Spray paint & photocopy on coloured carbon paper hot mounted on aluminium 31 x 22 x 4 cm. Bespoke ash wood frames.
All works are unique
Fingers is a new family of works on paper that juxtapose feelings of uncertainty with a desire for direction. These drawings continue my fascination with the process, structure and metaphor associated with growing hops. Fingers draw their title and form from the wind-vanes of the oasthouses which were part of my childhood landscape. Traditionally fingers have distinctive motifs – such as arrows and circles – which are specific to place. Sailing high above the countryside and subject to changing eddies, I see fingers as strange signposts to both direction and flux.

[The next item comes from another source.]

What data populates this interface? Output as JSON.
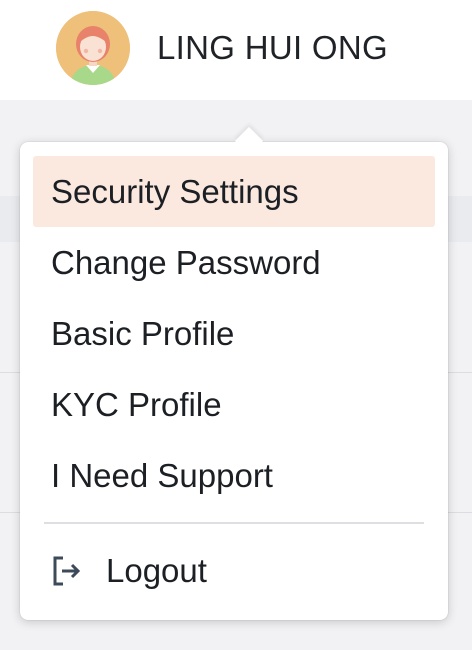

For these drawings I researched historic finger motifs and rendered them – or fractals of them – as computer generated graphic designs. I then prepared the grounds. I use coloured carbon paper, a material connecting me to my father who used it when writing poetry. The paper is folded, stripped back and then spray-painted creating layers of opacity and translucency. Then the ‘finger’ designs are photocopied onto the ground. As a result, Fingers have a hand-made quality with boldness of colour and echo of dynamic forward looking 1960’s design, yet a fragility of texture and surface. The simple frames are unglazed to create immediacy between viewer and artwork. Fingers were developed through Brexit and lockdown, times of personal and global uncertainty of direction.
Photo Credit for all images: Marcus Leith